Sugar (Say It Ain’t So!)
Can we all just let out an exasperated sigh? We thought you were our FRIEND sugar! Sadly, sugar can lead directly to increased hair loss. Yikes. High levels of blood sugar are bad for your body in a lot of ways. Blood sugar spikes can lead to inflammation, making it more difficult for your body to keep and grow hair. Likewise, more sugar means higher insulin levels, which means more androgen. This hormone can help hair growth, but too much of it can make you grow too much hair in places you wish it just wouldn’t grow. That yeasty donut might be good for your hair, but you’ll pretty much negate the effects when you smother it in a sugary glaze.
Yes, the news just keeps getting worse. Not only is sugar bad for your hair, but so too is pasta. Pasta is high in glucose, which as we already learned from sugar’s example is downright mean. That plate of pasta might look delicious, but if you plan on taking up a purely pasta-centric diet, you’re going to find your hair suffering pretty quickly. If you’re already depressed about sugar and pasta, you might just want to skip over the next one.
If this list didn’t make you want to give up on life yet, this might just push you over the edge. Despite the many studies that show a little wine is great for your health, alcohol does have more negative effects on the body beyond just the impact on your liver and ability to walk in a straight line. Alcohol literally stops your body from being able to absorb necessary nutrients. You can minimize those effects by drinking less, of course, or by simply offsetting your food and alcohol intake a bit. Either way, it’s best to avoid over drinking altogether.

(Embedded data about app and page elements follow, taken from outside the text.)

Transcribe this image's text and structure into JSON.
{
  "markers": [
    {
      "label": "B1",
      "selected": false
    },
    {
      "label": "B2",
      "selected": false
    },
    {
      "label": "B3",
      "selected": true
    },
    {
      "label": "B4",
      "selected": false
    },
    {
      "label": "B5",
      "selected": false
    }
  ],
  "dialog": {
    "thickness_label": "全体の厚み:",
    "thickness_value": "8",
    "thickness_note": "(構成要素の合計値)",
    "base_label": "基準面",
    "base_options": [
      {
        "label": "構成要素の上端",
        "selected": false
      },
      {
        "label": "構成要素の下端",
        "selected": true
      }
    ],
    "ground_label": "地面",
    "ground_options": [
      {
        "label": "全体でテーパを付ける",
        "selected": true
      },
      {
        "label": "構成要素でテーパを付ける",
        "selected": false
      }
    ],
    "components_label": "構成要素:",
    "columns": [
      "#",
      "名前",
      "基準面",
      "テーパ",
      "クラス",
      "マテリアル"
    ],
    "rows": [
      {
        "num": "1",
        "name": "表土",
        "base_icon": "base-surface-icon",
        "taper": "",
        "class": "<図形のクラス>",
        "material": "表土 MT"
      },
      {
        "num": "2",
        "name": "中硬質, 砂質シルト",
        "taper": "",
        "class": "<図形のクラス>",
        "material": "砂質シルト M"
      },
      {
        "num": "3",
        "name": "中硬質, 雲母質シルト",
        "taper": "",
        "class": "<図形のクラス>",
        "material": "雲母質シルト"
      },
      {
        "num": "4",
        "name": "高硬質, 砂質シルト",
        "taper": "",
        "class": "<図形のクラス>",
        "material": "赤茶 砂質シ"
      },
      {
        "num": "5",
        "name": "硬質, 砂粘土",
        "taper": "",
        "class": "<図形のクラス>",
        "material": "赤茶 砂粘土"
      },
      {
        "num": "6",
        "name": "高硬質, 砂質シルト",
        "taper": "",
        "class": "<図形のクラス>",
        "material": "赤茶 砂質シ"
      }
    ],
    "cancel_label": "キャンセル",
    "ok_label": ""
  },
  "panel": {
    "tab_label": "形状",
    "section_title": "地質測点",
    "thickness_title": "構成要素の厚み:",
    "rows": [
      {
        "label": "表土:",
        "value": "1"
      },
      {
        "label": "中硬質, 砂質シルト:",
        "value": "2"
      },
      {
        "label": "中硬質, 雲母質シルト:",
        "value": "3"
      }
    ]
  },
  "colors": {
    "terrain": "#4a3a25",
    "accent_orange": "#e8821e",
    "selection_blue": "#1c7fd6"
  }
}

Yes, all of the best foods just hate us. Even milk. Thankfully, the issues with milk are not common, although they can exist. Milk can occasionally contain high levels of testosterone. We get it, testosterone is naturally produced by your body. But too much of it can hinder the growth of hair, making testosterone a sometimes unavoidable consequence of life. Don’t lose any sleep over the negative effects of milk, but do consider how much of it you take in, as well as the type you’re buying.